• _Work to complete_
Here is the listing. Report each line in it that contains the string "abonelik".

--- Exercise material ---

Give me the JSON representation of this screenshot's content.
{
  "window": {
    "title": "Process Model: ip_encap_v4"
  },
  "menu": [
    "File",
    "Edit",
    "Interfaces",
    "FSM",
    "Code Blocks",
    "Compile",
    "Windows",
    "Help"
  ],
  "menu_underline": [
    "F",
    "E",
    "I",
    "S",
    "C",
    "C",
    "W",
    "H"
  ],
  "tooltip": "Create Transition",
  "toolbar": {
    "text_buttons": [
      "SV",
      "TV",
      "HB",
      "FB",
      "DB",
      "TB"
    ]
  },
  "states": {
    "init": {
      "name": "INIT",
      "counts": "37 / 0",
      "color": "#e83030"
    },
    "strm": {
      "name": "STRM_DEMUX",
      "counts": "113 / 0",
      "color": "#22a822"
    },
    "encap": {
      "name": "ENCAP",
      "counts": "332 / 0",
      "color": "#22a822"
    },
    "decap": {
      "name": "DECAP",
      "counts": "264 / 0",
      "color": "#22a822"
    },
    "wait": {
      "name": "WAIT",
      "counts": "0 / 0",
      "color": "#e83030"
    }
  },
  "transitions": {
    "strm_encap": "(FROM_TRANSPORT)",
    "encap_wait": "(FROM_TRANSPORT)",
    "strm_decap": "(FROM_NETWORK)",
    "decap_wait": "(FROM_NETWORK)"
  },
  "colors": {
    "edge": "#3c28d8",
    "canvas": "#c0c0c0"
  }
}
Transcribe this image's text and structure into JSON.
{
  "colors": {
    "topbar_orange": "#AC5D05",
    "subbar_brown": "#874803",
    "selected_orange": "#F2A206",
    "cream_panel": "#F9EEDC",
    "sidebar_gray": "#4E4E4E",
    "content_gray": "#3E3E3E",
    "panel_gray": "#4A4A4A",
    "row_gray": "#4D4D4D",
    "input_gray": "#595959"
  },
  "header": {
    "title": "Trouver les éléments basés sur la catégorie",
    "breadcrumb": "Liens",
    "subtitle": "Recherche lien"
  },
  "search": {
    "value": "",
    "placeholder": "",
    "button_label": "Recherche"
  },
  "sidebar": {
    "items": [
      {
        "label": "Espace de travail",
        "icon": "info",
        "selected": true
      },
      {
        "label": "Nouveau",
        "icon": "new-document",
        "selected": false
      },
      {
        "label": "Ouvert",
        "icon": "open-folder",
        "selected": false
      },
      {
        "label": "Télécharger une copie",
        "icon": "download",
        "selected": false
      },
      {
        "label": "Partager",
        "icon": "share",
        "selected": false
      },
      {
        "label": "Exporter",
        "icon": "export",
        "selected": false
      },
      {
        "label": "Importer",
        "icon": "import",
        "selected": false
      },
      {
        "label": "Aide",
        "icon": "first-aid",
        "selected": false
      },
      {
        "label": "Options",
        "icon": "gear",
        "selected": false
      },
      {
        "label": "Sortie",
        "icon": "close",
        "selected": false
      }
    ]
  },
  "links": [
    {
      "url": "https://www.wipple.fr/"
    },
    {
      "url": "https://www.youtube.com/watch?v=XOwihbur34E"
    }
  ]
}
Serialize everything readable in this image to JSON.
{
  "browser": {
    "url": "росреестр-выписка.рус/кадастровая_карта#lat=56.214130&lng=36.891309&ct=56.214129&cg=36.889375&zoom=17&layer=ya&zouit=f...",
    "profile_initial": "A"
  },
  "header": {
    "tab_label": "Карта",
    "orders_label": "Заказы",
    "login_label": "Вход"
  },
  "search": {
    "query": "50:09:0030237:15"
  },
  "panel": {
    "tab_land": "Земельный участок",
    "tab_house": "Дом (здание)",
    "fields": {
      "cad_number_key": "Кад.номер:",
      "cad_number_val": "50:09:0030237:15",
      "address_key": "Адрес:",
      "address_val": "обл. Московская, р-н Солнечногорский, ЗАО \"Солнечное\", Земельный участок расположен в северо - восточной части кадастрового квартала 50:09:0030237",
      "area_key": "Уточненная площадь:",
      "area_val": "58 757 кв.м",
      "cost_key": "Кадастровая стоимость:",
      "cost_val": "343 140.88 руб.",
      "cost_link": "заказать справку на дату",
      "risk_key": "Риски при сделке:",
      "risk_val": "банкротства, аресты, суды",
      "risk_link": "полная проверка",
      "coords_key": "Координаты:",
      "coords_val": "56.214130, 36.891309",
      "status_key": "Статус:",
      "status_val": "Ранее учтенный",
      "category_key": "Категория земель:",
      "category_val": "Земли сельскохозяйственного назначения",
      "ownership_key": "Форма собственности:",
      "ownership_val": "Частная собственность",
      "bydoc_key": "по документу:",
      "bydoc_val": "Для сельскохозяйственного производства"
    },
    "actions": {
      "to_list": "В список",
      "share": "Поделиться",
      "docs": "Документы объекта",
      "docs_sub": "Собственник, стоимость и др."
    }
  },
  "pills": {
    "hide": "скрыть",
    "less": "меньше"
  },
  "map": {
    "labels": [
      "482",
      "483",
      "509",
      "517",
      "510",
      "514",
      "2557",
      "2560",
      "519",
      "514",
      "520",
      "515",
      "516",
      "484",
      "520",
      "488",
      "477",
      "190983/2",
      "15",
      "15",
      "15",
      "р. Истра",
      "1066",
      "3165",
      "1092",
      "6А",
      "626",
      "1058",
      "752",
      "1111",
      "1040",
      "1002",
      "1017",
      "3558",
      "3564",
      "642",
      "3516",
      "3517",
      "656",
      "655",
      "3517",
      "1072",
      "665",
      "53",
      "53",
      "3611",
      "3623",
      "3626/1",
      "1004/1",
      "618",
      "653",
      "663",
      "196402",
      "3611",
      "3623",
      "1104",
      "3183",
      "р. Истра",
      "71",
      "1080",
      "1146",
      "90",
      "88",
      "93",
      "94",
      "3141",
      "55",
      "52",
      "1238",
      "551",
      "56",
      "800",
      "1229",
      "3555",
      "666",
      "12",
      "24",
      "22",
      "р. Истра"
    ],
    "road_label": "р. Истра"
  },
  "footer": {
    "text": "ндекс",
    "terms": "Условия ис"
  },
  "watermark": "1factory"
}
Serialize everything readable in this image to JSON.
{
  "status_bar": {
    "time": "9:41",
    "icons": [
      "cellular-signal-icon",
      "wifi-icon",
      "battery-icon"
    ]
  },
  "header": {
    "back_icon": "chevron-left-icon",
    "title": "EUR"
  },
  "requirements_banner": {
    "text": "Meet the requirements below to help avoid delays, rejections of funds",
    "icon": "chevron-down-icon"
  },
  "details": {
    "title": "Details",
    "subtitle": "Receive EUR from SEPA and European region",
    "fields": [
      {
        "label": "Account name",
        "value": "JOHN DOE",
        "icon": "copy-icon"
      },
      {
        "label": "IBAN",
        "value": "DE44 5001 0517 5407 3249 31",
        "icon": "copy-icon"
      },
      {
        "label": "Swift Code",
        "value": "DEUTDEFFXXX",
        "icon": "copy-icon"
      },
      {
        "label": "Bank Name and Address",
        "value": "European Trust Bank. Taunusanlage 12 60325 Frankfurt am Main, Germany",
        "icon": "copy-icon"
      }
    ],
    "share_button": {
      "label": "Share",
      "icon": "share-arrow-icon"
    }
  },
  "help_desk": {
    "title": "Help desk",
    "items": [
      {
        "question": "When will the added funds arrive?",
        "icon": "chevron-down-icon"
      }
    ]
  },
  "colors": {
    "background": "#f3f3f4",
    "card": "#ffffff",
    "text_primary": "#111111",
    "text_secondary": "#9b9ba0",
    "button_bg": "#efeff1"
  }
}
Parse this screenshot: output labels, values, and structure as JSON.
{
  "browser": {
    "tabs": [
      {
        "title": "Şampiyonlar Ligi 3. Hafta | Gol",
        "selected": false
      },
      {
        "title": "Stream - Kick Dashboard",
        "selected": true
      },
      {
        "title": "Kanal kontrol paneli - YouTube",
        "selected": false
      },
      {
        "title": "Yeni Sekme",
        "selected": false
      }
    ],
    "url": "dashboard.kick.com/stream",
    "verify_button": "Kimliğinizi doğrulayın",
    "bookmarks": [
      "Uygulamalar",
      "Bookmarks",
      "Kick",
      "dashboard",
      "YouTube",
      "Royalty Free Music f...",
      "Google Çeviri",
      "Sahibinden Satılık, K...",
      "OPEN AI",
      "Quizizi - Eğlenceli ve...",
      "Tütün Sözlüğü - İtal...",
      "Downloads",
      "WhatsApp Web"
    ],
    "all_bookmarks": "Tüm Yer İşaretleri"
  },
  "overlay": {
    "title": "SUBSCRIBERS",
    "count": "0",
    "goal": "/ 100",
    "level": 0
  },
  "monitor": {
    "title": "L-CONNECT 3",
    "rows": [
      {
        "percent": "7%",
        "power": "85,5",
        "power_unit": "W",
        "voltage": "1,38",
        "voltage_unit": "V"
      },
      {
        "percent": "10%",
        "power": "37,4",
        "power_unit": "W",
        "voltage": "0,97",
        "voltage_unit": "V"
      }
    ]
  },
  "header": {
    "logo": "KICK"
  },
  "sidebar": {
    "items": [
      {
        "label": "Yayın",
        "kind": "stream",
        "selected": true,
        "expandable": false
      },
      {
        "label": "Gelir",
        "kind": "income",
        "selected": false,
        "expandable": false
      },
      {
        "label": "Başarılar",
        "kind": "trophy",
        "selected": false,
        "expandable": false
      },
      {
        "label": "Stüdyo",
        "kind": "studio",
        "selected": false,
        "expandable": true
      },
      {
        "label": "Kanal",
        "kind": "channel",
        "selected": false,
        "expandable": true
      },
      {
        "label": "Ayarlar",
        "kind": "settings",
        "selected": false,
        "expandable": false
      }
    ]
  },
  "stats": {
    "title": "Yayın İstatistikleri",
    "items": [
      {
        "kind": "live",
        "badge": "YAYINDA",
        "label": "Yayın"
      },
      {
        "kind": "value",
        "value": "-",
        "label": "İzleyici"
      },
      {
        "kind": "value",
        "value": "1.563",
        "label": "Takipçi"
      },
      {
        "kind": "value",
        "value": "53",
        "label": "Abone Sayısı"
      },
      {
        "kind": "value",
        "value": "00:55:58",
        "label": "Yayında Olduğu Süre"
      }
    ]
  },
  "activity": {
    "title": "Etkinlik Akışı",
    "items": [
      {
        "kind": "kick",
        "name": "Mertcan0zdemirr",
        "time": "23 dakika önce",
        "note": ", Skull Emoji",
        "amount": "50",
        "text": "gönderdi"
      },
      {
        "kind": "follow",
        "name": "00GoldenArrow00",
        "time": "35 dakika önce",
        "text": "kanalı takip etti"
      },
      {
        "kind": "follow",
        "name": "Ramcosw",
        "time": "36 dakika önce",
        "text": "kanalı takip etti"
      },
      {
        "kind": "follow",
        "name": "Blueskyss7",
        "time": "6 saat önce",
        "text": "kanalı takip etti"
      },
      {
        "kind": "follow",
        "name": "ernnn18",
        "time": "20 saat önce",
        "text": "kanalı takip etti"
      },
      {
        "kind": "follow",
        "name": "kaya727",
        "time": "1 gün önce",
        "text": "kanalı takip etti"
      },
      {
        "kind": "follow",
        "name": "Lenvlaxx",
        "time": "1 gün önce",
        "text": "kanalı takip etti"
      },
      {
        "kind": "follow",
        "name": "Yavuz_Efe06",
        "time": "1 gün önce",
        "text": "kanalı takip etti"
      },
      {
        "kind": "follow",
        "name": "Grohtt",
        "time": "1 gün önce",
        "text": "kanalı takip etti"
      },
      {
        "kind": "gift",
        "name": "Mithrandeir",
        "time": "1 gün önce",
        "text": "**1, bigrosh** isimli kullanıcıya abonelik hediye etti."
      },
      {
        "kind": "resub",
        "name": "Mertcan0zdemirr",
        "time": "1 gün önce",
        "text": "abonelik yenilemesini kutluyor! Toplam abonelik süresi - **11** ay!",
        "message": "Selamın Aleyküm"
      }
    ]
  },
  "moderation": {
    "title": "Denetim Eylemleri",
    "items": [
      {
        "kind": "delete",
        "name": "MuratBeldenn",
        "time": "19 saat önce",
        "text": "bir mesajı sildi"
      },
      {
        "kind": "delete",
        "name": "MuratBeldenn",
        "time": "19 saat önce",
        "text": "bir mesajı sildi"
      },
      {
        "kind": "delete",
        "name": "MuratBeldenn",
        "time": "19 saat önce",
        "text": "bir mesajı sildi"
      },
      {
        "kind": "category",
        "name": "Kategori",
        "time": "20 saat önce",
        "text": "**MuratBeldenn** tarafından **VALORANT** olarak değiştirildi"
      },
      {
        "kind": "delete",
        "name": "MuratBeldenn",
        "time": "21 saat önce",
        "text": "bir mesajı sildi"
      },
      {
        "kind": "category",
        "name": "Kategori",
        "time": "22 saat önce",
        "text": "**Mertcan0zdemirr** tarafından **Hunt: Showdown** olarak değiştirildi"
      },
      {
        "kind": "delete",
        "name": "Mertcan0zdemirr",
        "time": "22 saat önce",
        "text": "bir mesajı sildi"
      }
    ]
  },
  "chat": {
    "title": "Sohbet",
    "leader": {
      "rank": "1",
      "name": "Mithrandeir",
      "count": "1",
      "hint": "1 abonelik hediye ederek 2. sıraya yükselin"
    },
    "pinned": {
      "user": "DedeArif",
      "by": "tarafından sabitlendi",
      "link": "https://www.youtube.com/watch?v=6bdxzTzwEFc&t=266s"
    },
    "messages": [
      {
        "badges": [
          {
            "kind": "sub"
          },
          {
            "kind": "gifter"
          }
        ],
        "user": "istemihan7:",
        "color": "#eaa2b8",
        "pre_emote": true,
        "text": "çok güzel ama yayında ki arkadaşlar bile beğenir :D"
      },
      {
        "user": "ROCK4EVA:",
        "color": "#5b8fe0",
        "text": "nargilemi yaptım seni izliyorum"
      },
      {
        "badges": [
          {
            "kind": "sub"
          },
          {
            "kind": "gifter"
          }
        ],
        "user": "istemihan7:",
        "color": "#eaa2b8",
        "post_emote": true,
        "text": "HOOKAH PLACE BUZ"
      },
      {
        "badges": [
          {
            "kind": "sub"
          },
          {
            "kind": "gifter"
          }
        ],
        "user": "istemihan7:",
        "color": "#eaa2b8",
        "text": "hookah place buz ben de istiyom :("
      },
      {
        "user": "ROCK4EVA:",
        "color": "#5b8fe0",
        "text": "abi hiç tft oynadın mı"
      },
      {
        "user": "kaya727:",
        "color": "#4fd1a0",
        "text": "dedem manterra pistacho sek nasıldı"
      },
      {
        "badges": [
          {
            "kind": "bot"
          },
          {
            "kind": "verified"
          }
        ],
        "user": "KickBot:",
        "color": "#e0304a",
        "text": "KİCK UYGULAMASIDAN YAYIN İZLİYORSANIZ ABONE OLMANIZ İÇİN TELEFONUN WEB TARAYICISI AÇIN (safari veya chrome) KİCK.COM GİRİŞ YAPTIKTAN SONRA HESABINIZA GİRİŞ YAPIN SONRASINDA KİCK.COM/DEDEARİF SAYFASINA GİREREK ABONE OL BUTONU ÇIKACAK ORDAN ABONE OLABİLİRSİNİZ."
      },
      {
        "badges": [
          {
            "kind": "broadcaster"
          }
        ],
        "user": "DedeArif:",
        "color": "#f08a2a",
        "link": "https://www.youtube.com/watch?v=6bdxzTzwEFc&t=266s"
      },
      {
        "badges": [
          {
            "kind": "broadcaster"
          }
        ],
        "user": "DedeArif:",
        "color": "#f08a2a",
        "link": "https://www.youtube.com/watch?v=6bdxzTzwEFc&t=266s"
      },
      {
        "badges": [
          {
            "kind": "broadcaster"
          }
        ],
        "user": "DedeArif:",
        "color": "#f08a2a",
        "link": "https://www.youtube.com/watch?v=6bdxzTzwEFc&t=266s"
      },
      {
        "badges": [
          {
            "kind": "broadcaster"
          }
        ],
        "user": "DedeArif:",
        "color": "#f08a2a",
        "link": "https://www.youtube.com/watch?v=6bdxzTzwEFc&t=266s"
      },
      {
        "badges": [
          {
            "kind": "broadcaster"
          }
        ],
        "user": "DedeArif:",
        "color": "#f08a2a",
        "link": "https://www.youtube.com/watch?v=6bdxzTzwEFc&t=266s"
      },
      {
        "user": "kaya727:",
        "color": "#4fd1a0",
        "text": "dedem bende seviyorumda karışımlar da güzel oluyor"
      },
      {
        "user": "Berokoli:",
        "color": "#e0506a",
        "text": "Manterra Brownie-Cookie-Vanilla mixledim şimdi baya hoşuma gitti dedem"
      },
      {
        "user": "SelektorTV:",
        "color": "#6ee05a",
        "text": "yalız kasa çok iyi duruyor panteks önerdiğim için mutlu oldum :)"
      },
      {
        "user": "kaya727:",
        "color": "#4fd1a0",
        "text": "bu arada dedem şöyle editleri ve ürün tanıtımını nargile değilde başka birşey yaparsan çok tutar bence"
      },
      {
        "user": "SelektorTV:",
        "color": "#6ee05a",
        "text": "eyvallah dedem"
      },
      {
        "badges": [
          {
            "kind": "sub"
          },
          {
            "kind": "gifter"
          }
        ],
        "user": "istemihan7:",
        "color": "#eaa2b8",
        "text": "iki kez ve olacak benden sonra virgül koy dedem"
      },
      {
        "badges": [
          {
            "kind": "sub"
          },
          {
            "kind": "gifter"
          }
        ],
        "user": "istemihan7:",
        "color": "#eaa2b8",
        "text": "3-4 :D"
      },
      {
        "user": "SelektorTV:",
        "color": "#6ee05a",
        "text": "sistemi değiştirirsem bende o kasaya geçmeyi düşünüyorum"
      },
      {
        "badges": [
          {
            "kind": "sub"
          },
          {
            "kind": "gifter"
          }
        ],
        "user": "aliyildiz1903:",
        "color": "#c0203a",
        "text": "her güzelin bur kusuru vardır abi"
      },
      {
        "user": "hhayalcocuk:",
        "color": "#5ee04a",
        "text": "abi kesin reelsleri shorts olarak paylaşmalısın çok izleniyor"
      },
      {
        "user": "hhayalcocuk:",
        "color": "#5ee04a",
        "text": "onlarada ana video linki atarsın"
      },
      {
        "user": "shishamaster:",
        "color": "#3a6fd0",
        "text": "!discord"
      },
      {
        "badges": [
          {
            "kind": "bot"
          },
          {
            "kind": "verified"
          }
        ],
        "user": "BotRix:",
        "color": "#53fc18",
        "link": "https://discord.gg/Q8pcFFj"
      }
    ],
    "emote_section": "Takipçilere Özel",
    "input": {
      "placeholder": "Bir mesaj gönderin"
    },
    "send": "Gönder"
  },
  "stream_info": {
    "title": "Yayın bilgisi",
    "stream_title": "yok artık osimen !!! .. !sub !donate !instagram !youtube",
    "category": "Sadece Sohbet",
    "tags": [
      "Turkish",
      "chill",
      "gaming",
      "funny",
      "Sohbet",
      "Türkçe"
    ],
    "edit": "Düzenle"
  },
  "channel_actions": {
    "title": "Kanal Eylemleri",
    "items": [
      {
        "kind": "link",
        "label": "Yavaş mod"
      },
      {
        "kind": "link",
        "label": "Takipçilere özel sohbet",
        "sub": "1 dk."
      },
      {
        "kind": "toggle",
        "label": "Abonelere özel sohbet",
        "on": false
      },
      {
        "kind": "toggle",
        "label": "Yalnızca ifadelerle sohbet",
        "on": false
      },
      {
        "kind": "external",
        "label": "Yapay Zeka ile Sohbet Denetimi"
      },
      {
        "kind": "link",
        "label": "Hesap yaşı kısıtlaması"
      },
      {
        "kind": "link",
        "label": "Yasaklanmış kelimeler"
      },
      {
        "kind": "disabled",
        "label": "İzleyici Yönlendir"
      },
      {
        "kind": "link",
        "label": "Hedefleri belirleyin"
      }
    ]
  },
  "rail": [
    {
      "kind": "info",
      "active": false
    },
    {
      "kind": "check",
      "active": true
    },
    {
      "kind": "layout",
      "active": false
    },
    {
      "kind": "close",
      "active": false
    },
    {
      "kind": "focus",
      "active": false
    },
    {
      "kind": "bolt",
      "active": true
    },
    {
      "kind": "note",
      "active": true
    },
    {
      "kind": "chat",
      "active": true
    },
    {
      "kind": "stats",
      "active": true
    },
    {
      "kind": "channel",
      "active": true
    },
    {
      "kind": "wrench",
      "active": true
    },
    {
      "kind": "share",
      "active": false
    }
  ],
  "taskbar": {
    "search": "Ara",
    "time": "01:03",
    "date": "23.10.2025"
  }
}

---

• _Answer to this problem_
        "text": "**1, bigrosh** isimli kullanıcıya abonelik hediye etti."
        "text": "abonelik yenilemesini kutluyor! Toplam abonelik süresi - **11** ay!",
      "hint": "1 abonelik hediye ederek 2. sıraya yükselin"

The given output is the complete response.